§ Work request: An identical copy of the listing below is all the answer should contain.

§ Record excerpts:

______________________________

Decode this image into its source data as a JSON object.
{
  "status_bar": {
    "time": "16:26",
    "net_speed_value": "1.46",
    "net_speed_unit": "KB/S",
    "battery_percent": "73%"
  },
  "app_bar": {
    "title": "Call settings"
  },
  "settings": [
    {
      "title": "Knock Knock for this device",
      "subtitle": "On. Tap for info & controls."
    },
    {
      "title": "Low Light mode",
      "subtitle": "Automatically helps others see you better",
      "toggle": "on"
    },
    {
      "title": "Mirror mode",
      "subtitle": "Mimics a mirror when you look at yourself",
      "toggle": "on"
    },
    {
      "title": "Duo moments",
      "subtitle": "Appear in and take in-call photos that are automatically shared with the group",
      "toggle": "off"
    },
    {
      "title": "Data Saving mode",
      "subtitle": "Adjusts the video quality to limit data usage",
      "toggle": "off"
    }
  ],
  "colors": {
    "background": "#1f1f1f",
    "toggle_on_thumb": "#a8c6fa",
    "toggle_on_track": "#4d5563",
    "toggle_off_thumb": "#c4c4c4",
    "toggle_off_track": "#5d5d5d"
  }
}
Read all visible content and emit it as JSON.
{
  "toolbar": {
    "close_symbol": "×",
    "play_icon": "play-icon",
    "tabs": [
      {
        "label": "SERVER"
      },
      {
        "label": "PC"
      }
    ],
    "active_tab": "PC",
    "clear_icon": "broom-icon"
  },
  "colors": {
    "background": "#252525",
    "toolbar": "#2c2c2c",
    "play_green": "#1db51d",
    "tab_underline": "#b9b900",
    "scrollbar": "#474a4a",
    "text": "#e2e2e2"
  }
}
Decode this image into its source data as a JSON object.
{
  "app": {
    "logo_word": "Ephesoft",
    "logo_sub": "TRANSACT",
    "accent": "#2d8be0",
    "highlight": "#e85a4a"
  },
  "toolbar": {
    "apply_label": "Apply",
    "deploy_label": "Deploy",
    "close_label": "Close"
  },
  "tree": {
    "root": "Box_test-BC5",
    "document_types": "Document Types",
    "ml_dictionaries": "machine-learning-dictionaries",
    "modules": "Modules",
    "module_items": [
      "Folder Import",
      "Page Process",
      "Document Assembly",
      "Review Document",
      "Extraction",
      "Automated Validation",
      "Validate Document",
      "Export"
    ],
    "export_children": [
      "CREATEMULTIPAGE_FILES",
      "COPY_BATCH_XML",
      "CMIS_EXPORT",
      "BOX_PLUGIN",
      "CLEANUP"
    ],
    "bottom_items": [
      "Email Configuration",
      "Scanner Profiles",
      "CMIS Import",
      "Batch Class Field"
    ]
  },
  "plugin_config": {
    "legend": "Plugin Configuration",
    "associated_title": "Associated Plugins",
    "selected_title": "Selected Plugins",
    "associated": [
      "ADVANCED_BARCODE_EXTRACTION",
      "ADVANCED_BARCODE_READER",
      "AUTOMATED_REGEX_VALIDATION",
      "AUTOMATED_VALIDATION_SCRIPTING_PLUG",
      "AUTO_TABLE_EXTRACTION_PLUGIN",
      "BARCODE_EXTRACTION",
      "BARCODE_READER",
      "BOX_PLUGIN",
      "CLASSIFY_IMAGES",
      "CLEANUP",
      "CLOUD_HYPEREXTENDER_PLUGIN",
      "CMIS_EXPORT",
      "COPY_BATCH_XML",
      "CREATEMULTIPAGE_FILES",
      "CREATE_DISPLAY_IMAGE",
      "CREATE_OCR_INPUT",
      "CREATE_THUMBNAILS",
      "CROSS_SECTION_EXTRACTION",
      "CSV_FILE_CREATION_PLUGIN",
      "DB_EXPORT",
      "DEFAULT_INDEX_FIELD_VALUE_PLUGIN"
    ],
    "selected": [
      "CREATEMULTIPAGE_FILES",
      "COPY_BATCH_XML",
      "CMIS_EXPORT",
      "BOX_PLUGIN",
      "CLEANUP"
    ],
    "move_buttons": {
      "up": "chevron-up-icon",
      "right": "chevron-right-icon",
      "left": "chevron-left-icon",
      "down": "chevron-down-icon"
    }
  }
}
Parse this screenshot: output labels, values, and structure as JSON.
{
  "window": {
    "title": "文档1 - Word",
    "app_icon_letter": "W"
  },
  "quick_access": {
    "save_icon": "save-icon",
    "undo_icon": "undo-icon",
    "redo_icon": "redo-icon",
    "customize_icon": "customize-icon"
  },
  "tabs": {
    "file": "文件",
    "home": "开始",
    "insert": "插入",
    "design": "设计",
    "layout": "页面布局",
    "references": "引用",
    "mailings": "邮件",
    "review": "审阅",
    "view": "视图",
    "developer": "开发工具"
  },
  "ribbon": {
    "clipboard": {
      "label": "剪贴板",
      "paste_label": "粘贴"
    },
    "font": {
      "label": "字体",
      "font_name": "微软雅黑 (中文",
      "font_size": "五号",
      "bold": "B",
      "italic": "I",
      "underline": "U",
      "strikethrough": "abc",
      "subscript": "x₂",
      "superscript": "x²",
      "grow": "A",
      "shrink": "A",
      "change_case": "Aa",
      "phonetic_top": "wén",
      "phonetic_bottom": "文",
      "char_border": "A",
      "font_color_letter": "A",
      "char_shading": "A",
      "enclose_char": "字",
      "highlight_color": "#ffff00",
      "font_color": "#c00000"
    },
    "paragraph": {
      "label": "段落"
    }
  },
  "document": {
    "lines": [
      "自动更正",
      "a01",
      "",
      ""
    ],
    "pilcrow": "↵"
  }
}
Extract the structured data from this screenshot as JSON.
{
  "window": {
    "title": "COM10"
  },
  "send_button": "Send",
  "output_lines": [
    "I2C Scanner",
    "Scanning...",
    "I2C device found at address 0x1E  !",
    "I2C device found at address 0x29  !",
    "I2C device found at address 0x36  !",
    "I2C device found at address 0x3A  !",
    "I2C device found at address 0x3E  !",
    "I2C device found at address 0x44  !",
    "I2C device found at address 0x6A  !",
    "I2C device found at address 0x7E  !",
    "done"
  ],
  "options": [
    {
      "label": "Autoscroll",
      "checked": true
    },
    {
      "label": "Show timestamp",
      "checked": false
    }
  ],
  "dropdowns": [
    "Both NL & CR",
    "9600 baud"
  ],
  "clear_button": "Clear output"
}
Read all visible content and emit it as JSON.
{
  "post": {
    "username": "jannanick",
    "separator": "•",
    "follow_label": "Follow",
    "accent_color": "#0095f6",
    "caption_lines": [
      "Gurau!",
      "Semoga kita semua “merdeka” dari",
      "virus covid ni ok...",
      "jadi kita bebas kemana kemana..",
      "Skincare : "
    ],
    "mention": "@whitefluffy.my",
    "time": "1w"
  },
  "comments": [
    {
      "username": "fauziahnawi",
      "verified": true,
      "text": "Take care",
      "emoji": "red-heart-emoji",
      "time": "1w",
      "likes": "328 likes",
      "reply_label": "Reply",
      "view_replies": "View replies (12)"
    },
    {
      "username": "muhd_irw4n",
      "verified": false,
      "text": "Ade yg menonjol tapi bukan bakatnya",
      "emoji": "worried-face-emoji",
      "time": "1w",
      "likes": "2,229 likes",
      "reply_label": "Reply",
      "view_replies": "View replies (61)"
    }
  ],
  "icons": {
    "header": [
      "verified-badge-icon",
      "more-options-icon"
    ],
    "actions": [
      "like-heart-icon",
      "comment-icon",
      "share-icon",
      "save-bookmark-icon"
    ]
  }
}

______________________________

§ Answer to the problem:
Decode this image into its source data as a JSON object.
{
  "status_bar": {
    "time": "16:26",
    "net_speed_value": "1.46",
    "net_speed_unit": "KB/S",
    "battery_percent": "73%"
  },
  "app_bar": {
    "title": "Call settings"
  },
  "settings": [
    {
      "title": "Knock Knock for this device",
      "subtitle": "On. Tap for info & controls."
    },
    {
      "title": "Low Light mode",
      "subtitle": "Automatically helps others see you better",
      "toggle": "on"
    },
    {
      "title": "Mirror mode",
      "subtitle": "Mimics a mirror when you look at yourself",
      "toggle": "on"
    },
    {
      "title": "Duo moments",
      "subtitle": "Appear in and take in-call photos that are automatically shared with the group",
      "toggle": "off"
    },
    {
      "title": "Data Saving mode",
      "subtitle": "Adjusts the video quality to limit data usage",
      "toggle": "off"
    }
  ],
  "colors": {
    "background": "#1f1f1f",
    "toggle_on_thumb": "#a8c6fa",
    "toggle_on_track": "#4d5563",
    "toggle_off_thumb": "#c4c4c4",
    "toggle_off_track": "#5d5d5d"
  }
}
Read all visible content and emit it as JSON.
{
  "toolbar": {
    "close_symbol": "×",
    "play_icon": "play-icon",
    "tabs": [
      {
        "label": "SERVER"
      },
      {
        "label": "PC"
      }
    ],
    "active_tab": "PC",
    "clear_icon": "broom-icon"
  },
  "colors": {
    "background": "#252525",
    "toolbar": "#2c2c2c",
    "play_green": "#1db51d",
    "tab_underline": "#b9b900",
    "scrollbar": "#474a4a",
    "text": "#e2e2e2"
  }
}
Decode this image into its source data as a JSON object.
{
  "app": {
    "logo_word": "Ephesoft",
    "logo_sub": "TRANSACT",
    "accent": "#2d8be0",
    "highlight": "#e85a4a"
  },
  "toolbar": {
    "apply_label": "Apply",
    "deploy_label": "Deploy",
    "close_label": "Close"
  },
  "tree": {
    "root": "Box_test-BC5",
    "document_types": "Document Types",
    "ml_dictionaries": "machine-learning-dictionaries",
    "modules": "Modules",
    "module_items": [
      "Folder Import",
      "Page Process",
      "Document Assembly",
      "Review Document",
      "Extraction",
      "Automated Validation",
      "Validate Document",
      "Export"
    ],
    "export_children": [
      "CREATEMULTIPAGE_FILES",
      "COPY_BATCH_XML",
      "CMIS_EXPORT",
      "BOX_PLUGIN",
      "CLEANUP"
    ],
    "bottom_items": [
      "Email Configuration",
      "Scanner Profiles",
      "CMIS Import",
      "Batch Class Field"
    ]
  },
  "plugin_config": {
    "legend": "Plugin Configuration",
    "associated_title": "Associated Plugins",
    "selected_title": "Selected Plugins",
    "associated": [
      "ADVANCED_BARCODE_EXTRACTION",
      "ADVANCED_BARCODE_READER",
      "AUTOMATED_REGEX_VALIDATION",
      "AUTOMATED_VALIDATION_SCRIPTING_PLUG",
      "AUTO_TABLE_EXTRACTION_PLUGIN",
      "BARCODE_EXTRACTION",
      "BARCODE_READER",
      "BOX_PLUGIN",
      "CLASSIFY_IMAGES",
      "CLEANUP",
      "CLOUD_HYPEREXTENDER_PLUGIN",
      "CMIS_EXPORT",
      "COPY_BATCH_XML",
      "CREATEMULTIPAGE_FILES",
      "CREATE_DISPLAY_IMAGE",
      "CREATE_OCR_INPUT",
      "CREATE_THUMBNAILS",
      "CROSS_SECTION_EXTRACTION",
      "CSV_FILE_CREATION_PLUGIN",
      "DB_EXPORT",
      "DEFAULT_INDEX_FIELD_VALUE_PLUGIN"
    ],
    "selected": [
      "CREATEMULTIPAGE_FILES",
      "COPY_BATCH_XML",
      "CMIS_EXPORT",
      "BOX_PLUGIN",
      "CLEANUP"
    ],
    "move_buttons": {
      "up": "chevron-up-icon",
      "right": "chevron-right-icon",
      "left": "chevron-left-icon",
      "down": "chevron-down-icon"
    }
  }
}
Parse this screenshot: output labels, values, and structure as JSON.
{
  "window": {
    "title": "文档1 - Word",
    "app_icon_letter": "W"
  },
  "quick_access": {
    "save_icon": "save-icon",
    "undo_icon": "undo-icon",
    "redo_icon": "redo-icon",
    "customize_icon": "customize-icon"
  },
  "tabs": {
    "file": "文件",
    "home": "开始",
    "insert": "插入",
    "design": "设计",
    "layout": "页面布局",
    "references": "引用",
    "mailings": "邮件",
    "review": "审阅",
    "view": "视图",
    "developer": "开发工具"
  },
  "ribbon": {
    "clipboard": {
      "label": "剪贴板",
      "paste_label": "粘贴"
    },
    "font": {
      "label": "字体",
      "font_name": "微软雅黑 (中文",
      "font_size": "五号",
      "bold": "B",
      "italic": "I",
      "underline": "U",
      "strikethrough": "abc",
      "subscript": "x₂",
      "superscript": "x²",
      "grow": "A",
      "shrink": "A",
      "change_case": "Aa",
      "phonetic_top": "wén",
      "phonetic_bottom": "文",
      "char_border": "A",
      "font_color_letter": "A",
      "char_shading": "A",
      "enclose_char": "字",
      "highlight_color": "#ffff00",
      "font_color": "#c00000"
    },
    "paragraph": {
      "label": "段落"
    }
  },
  "document": {
    "lines": [
      "自动更正",
      "a01",
      "",
      ""
    ],
    "pilcrow": "↵"
  }
}
Extract the structured data from this screenshot as JSON.
{
  "window": {
    "title": "COM10"
  },
  "send_button": "Send",
  "output_lines": [
    "I2C Scanner",
    "Scanning...",
    "I2C device found at address 0x1E  !",
    "I2C device found at address 0x29  !",
    "I2C device found at address 0x36  !",
    "I2C device found at address 0x3A  !",
    "I2C device found at address 0x3E  !",
    "I2C device found at address 0x44  !",
    "I2C device found at address 0x6A  !",
    "I2C device found at address 0x7E  !",
    "done"
  ],
  "options": [
    {
      "label": "Autoscroll",
      "checked": true
    },
    {
      "label": "Show timestamp",
      "checked": false
    }
  ],
  "dropdowns": [
    "Both NL & CR",
    "9600 baud"
  ],
  "clear_button": "Clear output"
}
Read all visible content and emit it as JSON.
{
  "post": {
    "username": "jannanick",
    "separator": "•",
    "follow_label": "Follow",
    "accent_color": "#0095f6",
    "caption_lines": [
      "Gurau!",
      "Semoga kita semua “merdeka” dari",
      "virus covid ni ok...",
      "jadi kita bebas kemana kemana..",
      "Skincare : "
    ],
    "mention": "@whitefluffy.my",
    "time": "1w"
  },
  "comments": [
    {
      "username": "fauziahnawi",
      "verified": true,
      "text": "Take care",
      "emoji": "red-heart-emoji",
      "time": "1w",
      "likes": "328 likes",
      "reply_label": "Reply",
      "view_replies": "View replies (12)"
    },
    {
      "username": "muhd_irw4n",
      "verified": false,
      "text": "Ade yg menonjol tapi bukan bakatnya",
      "emoji": "worried-face-emoji",
      "time": "1w",
      "likes": "2,229 likes",
      "reply_label": "Reply",
      "view_replies": "View replies (61)"
    }
  ],
  "icons": {
    "header": [
      "verified-badge-icon",
      "more-options-icon"
    ],
    "actions": [
      "like-heart-icon",
      "comment-icon",
      "share-icon",
      "save-bookmark-icon"
    ]
  }
}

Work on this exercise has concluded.